Her drunk eyes floated with casual synchronization.
She took some wine and dryly said, “Do you not approve of the arrangement?”
“That isn’t what I said.”
I asked my own round of questions.
“You said you were visiting. Where you from?”
“Very nice. What do you do?”
“For a living?”
“I’m slowly making a name for myself. These things take time.”
“So they do,” I said, taking a sip. “Forgive me, but I don’t believe you told me your name.”
She moistened her lips.
“Nice to meet you. I’m Claus Berliner.”
She placed the glass on the table.
“Claus. Would you like to show me the vineyard?”
Aroused by the forwardness, we moved along the grass and stood by the symmetrical rows. It was the first time anyone stepped on the soil other than friends and family. Grandfather believed people who didn’t respect the earth weren’t allowed on the soil because the grapes were only seen as means for money.
Lotte unstrapped her dress and tossed her panties aside. Her laughter bellowed above the shrubs as she frolicked. I removed my garments and followed the smell of ripened fruit.

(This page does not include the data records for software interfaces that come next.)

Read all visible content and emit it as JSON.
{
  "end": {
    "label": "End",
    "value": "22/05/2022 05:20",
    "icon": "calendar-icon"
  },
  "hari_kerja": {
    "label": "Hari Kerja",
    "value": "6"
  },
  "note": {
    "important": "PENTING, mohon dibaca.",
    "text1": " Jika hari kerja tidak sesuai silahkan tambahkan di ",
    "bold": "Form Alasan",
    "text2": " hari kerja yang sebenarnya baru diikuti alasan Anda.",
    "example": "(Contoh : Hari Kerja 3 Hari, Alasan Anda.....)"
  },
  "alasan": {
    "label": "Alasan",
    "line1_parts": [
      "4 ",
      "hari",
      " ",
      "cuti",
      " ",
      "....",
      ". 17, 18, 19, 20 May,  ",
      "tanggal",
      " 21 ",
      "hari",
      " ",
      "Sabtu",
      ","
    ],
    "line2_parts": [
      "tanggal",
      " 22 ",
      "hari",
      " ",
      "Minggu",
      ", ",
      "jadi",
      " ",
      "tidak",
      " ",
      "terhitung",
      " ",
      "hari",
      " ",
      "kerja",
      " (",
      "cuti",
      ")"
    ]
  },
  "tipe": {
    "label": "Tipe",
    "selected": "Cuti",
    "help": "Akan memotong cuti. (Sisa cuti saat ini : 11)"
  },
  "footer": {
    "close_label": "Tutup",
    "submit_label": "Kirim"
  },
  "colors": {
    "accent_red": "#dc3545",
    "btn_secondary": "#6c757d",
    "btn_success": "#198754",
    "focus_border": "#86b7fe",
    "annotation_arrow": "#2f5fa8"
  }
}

She pressed her succulent breasts against me as our lips met. Sweat ran down her back as I oozed with excitement. I lifted her and inserted my cock between her moistened crevice. Her cries pierced the night as we contorted with rhythm.
When she asked to see the cellar. We moved from the orchard.
Incandescent bulbs dangled over the barrels lining the walls. The low-ceilinged tunnel smelt of vinegar and oak.
“What do you do for fun?” she asked.
“That depends on what you define as fun.”
A wicked grin crossed her face.
“I noticed a bowl of fruit in the kitchen.”
“Do you have a sweet tooth?”
Before closing the door, she said, “Bring my purse as well.”
I went upstairs to wet my face. The mirror swayed, and the handsome man with black hair, green eyes, and flawless skin looked back with a face that could have any woman.
Her purse was tossed in the bowl before I grabbed another bottle. It was five in the morning when she ran her hands over my firm chest and stomach.
“How were you able to come if your friend is so protective? Won’t she be alarmed to find you gone?”
“My friend is a devoted Protestant. She doesn’t exactly take the subject of promiscuity well.”
“Being that wasn’t any of your business. It needed to be said.”
She took the bottle and brought it to my lips. Her tongue licked the droplets on my chest.
“Tell me about your paintings. Are they acrylic or oil?” I asked.
“Both. As well as watercolor.”
She took the purple velvet purse and revealed a silver pistol.
I was given the gun. Her nakedness stood three yards from me, and her eyes glowed with the overhead bulbs.
“You a good shooter, Claus?”
Her madness was disregarded because her beauty was more captivating.
“I practice from time to time.”
She kissed the apple and rested it on her head.
“Good. Because I wouldn’t want you missing.”
A rage of confidence fumed in me. I wondered if the mania could be seen in my eyes. The narcotic effect left me grinning.
“Are you ready?” I said.
Pieces of the apple’s flesh splattered across my face. She leaned over to take another.
She rested it on my head and soon it popped like cartilage.
I reached for the bottle and placed the pistol on the barrel.
“You ready to go inside?” I said.
Silence held her as another apple was taken. She gave me the gun.
“You ready to play god?”
The veins in my arms expanded as the cold steel stung.
I walked toward her and tasted her tongue before asking if she wanted to taste the apple. Her nipples went erect—so I sucked on them. The energy was becoming addicting.
She opened her mouth and closed her eyes. The trigger was pulled and pieces of flesh slid down the walls as specs of blood dripped from the ceiling.
I scanned my mind for escape, but nothing was satiating. I thought about Dietrich and Ansell, but there was no way they heard anything.
I paced the room and swigged at the wine in hopes to satisfy an eternal thirst that drained from my pores. A weightlessness found itself in my gut and it felt as if I were floating.
I was washing my hands in the kitchen when the bedroom door opened. I cut the lights and watched Ansell stumble into the bathroom. When he migrated back, darkness cloaked the house.